I need a new sewing machine. I paid $99 for mine ages ago, and it’s temperamental on a good day. I believe there is something wrong with the tension mechanism, since it doesn’t seem to adjust.
I had an idea for a flopsy garden hat for the walk in the park, as opposed to a rigid bonnet. It’s affixed to the head with hat pins. The purpose of the hat is to protect the wear from the sun in a time before sunglasses. And it works. Looking at the camera required me to tilt my head up, and then squint. I suppose that to shield the eyes from the sun, the head couldn’t be lifted too high.
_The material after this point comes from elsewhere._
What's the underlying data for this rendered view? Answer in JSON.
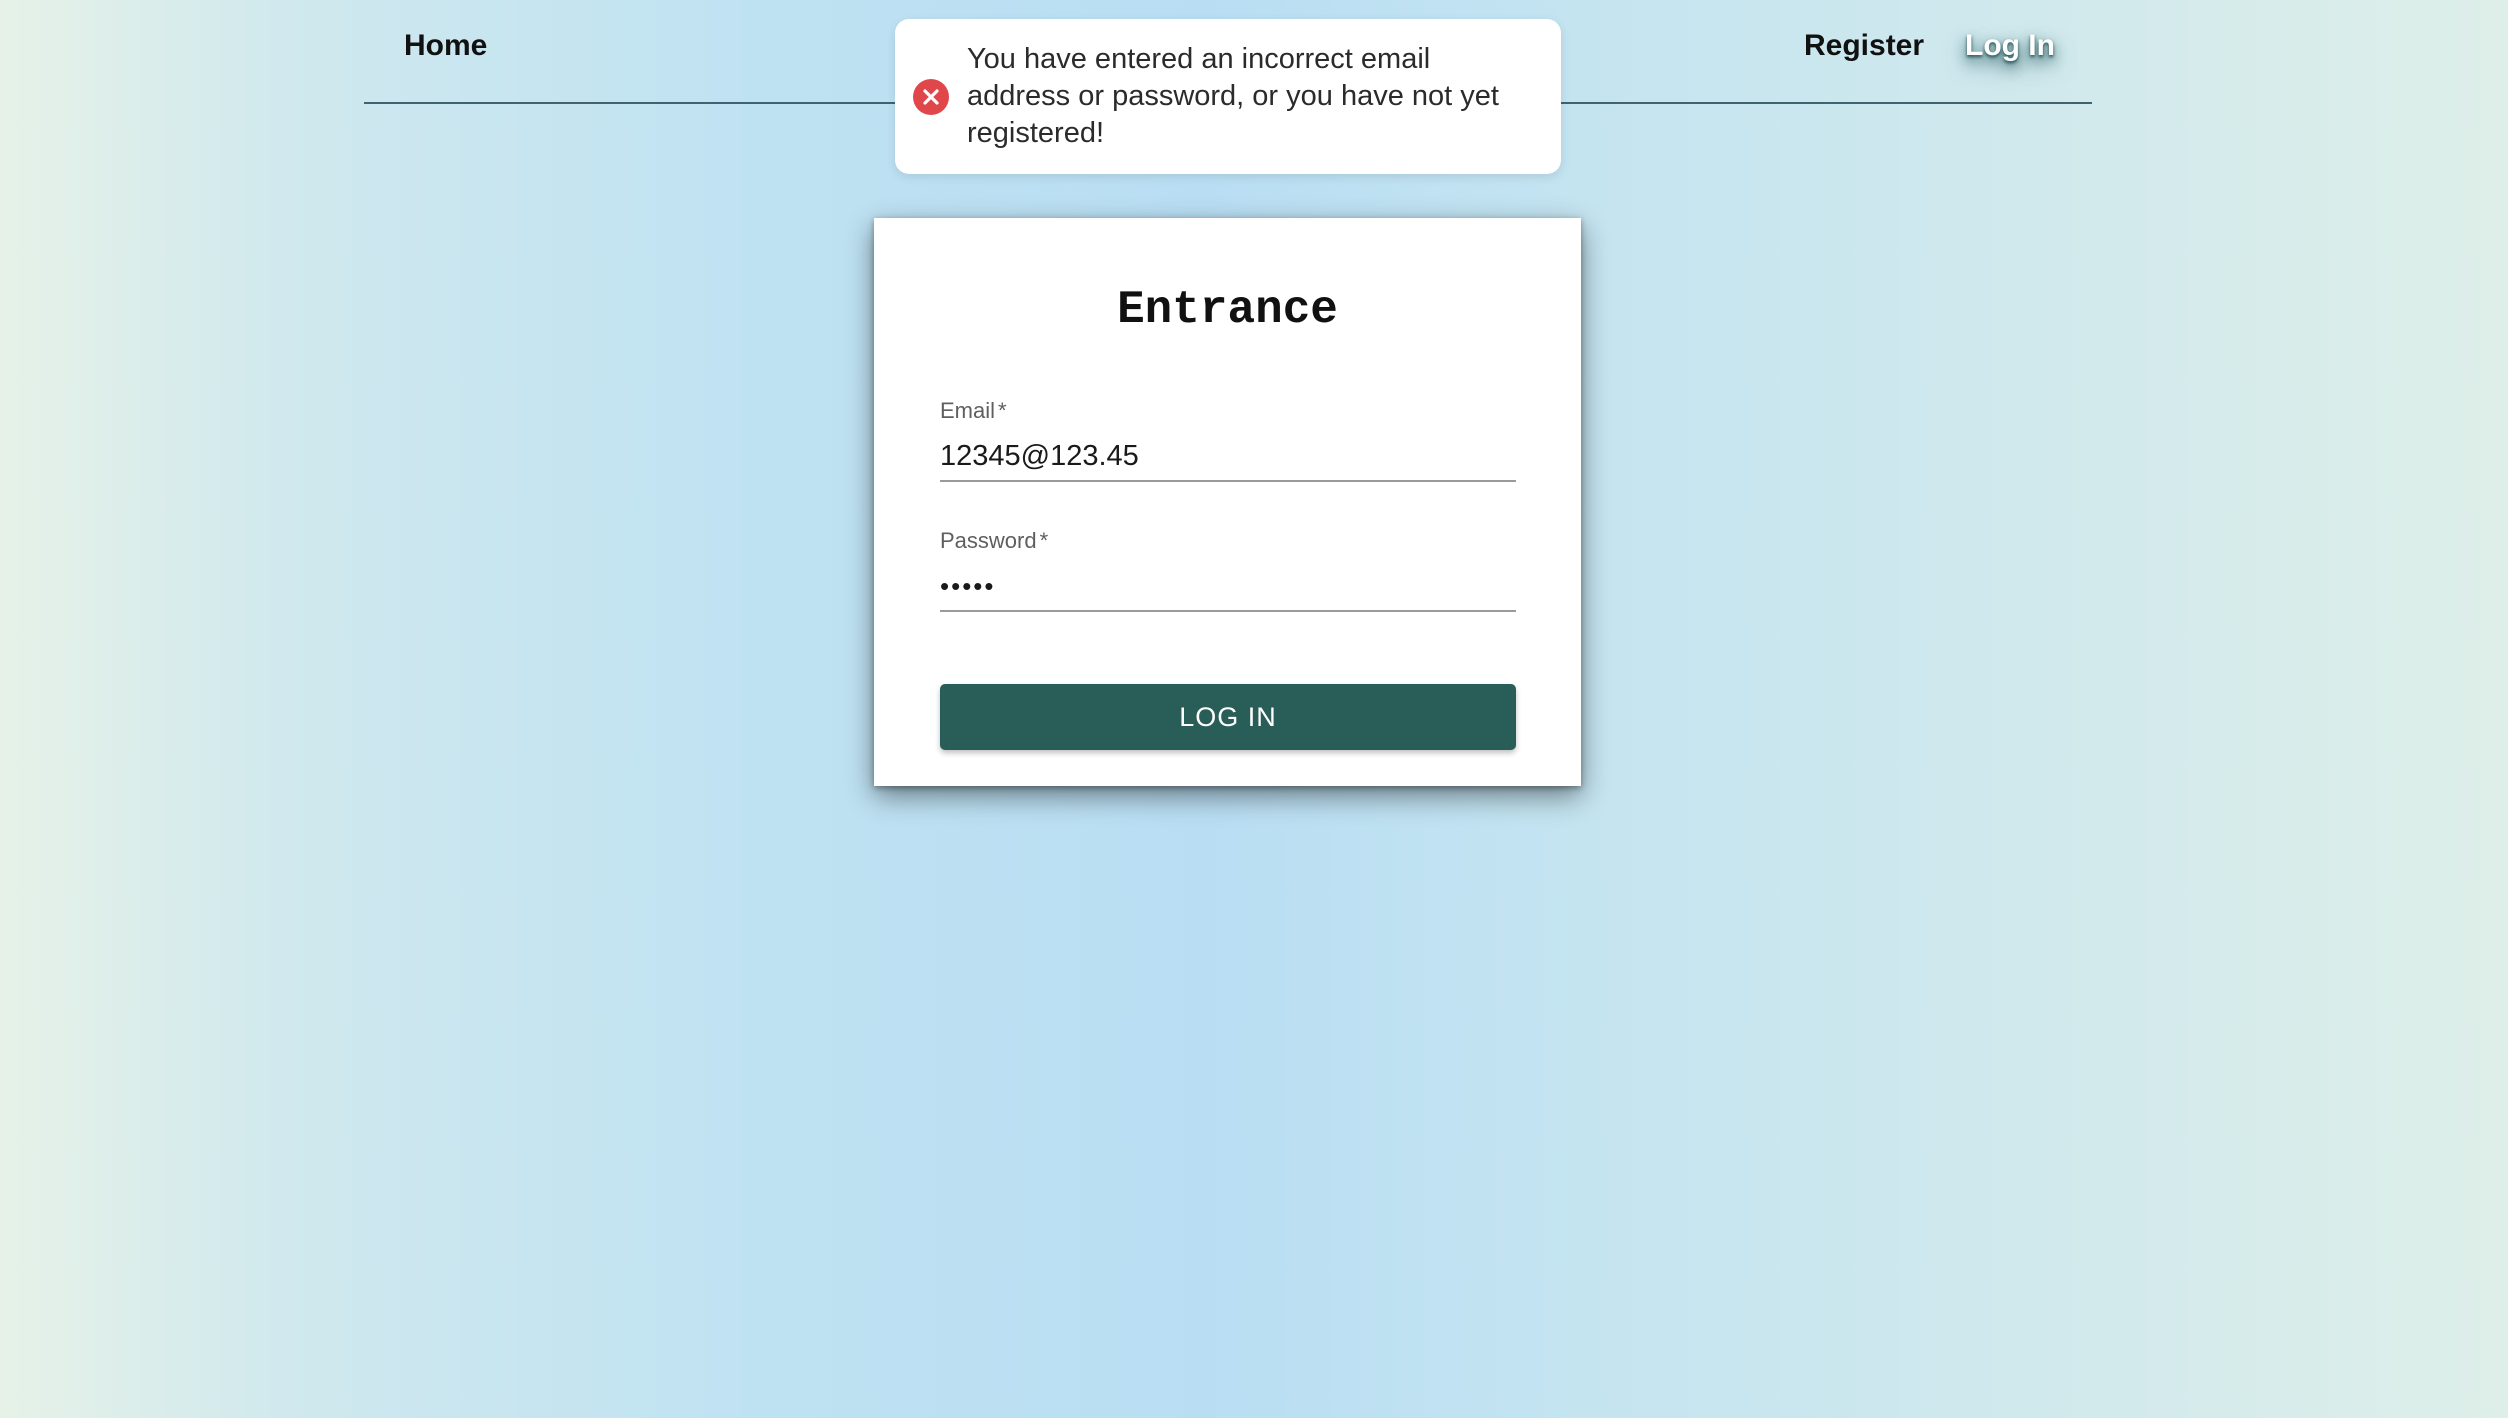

The hat is made out of items I had left over from previous projects: buckram, cotton/linen, 20 gauge florist wire (millenary wire would have been better), an extra 1/2 yard of lilac silk I bought from Joann’s, some left over ivory silk from my Venetian Courtesan chemise (see previous post), and 2.5 yards of antique lace I purchased in the fall. I sewed the ivory silk into a lined strip, gathered it into pleats and hand sewed it onto the hat. The sash was made with the lilac silk as well, and I sewed that by hand due to machine problems. It turned out well, but not without anguish and stress.
I trimed the arms with another lined piece of plum sash, which was basted on the body side of the top of the arm wrist, then tied it on the outside. I basted the bow in place.
I sewed another lined sash to tie around the waist, and sewed some large eggplant-colored tassels on the end. I wish I had made the sash a little shorter, since the large sash bow interferes with the view of the lovely back. But if that was the only mistake made, I am happy with the results.
Here’s what made up the dress, corset, bustle, and underclothes not included:
- 11 yards of plum silk
- 4.5 yards purple plaid silk
- 5.5 yards of lilac silk
- 1.5 yards of canvas for interlinings and hat
- 10 spiral steel bones
- ~.25 yards buckram
- 30″ 20 gauge florist wire
- strip of ivory silk
- Silk flowers
- ~3 yards of various antique lace
- Various findings: lots of cotton tape, hooks and eyes, hook and eye tape, etc.
Despite wearing all of that equipment, it’s not hard to wear. It’s far lighter than the previous red and black gown, primarily because the red and black gown employed something like 7 or 8 yards of velvet. The bustle I made moved more gracefully with this gown than with the red and black gown due to the lighter weight. There was less pressure on the back to shift forward.
Again, the dress does not translate well to car travel. It took something like 4 trips in and out of the car. I heavily ironed the pleats, so they didn’t need too much convincing to fall back into line. The bottom hoop wires and the hat are the biggest detriments to getting in the car. Getting out is something of a relief.
Acctually, I hated to take the gown off. It was right and comfortable, something about creating the silhouette, about being so supported, boned, and in place. It wasn’t stuffy or rigid. It was wonderful and beautiful, creating through movement and gesture, ever conscious of silhouette, location, and spatial relationships. One was aware of the dress, of how it helped and beautified, and how it needed to be maintained and supported. In a sense, it was like dancing.
What the dress is in complete antithesis to is club bumping and grinding, loudness, garishness. Expression must be achieved where the body shows: the hands and wrists, the posture, the neck, possibly the breast. And it needs to be subtle, and one needs to pay attention. As Balzac proposed, the dress speaks for you, and you have to move to coordinate with it to make it work. One looks ridiculous in jagged aggressive movements in a bustle and corset, so the conversation is soft and smooth by requirement. In opposition to the 20th century heroine, one moves and expresses to accomodate [the dress and silhouette].
When the photos were taken, a passerby mentioned to her companion “And to think they had to wear that everyday.” Maybe one could think the same thing though in the present tense about lots of people walking around today in unflattering, unmoving jeans that betray awkward gaits, clothes without structure that offer no forgiveness, or of the flocks of sparse garments of cheap fabric that give away interest as quickly and readily as they advertise it. Just a thought.
Fearing overspecialization, I don’t think a next project will be of a bustle.